"Shrimping is about much more than economics," Louisiana Lt. Gov. Jay Dardenne told a hearing before the U.S. International Trade Commission. "The men and women who catch our prized Gulf shrimp would call it a way of life. Allowing foreign countries to continue to engage in unfair practices will force Louisiana folks to relinquish their heritage."
The Coalition of Gulf Shrimp Industries, which represents producers from Mississippi, Texas, Florida, Alabama and Louisiana, claims that subsidized frozen warm water shrimp imports from seven countries are causing material injury to the domestic shrimp industry. The seven are China, Ecuador, India, Indonesia, Malaysia, Thailand and Vietnam.
Dardenne urged the commission to impose countervailing duties, which would increase the price of subsidized imports to how much they'd cost without subsidies.
The domestic producers say subsidized foreign shrimp reduce prices in the U.S. But some distributors and retailers are fighting the proposed duties, saying shrimp prices have been rising.

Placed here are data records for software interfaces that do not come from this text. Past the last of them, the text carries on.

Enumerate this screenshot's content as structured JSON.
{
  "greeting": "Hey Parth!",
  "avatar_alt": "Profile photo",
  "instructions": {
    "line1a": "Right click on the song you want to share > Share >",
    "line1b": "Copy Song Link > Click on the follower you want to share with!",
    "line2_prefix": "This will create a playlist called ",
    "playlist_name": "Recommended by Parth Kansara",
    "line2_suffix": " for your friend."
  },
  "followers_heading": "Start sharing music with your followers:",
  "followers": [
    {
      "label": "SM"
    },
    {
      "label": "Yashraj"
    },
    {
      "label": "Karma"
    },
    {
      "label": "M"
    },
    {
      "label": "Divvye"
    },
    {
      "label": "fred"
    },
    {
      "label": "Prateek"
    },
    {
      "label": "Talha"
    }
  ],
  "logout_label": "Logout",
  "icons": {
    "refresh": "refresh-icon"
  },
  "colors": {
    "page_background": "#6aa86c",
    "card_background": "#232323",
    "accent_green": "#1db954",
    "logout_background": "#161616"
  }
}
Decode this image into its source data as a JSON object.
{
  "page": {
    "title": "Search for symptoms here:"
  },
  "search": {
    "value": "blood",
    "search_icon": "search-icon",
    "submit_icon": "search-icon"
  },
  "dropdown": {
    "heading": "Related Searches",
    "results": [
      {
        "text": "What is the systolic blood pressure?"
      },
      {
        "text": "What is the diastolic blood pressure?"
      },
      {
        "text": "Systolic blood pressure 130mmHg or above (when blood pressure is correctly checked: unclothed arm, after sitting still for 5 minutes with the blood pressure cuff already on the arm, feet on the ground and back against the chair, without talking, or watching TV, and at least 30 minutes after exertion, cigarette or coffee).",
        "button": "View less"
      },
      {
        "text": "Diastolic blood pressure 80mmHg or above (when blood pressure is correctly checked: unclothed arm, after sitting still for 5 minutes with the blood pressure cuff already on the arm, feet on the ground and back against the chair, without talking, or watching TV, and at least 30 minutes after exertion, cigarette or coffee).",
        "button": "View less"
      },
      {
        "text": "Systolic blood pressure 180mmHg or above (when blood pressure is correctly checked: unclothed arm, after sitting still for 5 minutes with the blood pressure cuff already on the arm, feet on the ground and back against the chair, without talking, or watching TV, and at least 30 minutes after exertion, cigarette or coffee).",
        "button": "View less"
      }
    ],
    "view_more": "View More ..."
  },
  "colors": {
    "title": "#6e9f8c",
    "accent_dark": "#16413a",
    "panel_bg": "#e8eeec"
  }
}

"Prices for domestic and imported shrimp soared by 20 percent or more in the second and third quarters of 2013," said Warren E. Connolly, general counsel for a group of seafood distributors and retailers.
Read the full story at Miami Herald>>
National Fisherman Live: 3/10/15
In this episode, Online Editor Leslie Taylor talks with Mike McLouglin, vice president of Dunlop Industrial and Protective Footwear.
National Fisherman Live: 2/24/15
In this episode:
March date set for disaster aid dispersal
Oregon LNG project could disrupt fishing
NOAA tweaks gear marking requirement
N.C. launches first commercial/recreational dock
Spiny lobster traps limits not well received
Today Sen. Lisa Murkowski (R-AK) introduced legislation to extend a permanent exemption for incidental runoff from small commercial fishing boats.
The National Working Waterfront Network is now accepting abstracts and session proposals for the next National Working Waterfronts & Waterways Symposium, taking place Nov. 16-19 in Tampa, Fla. The deadline is Tax Day, April 15.Read more...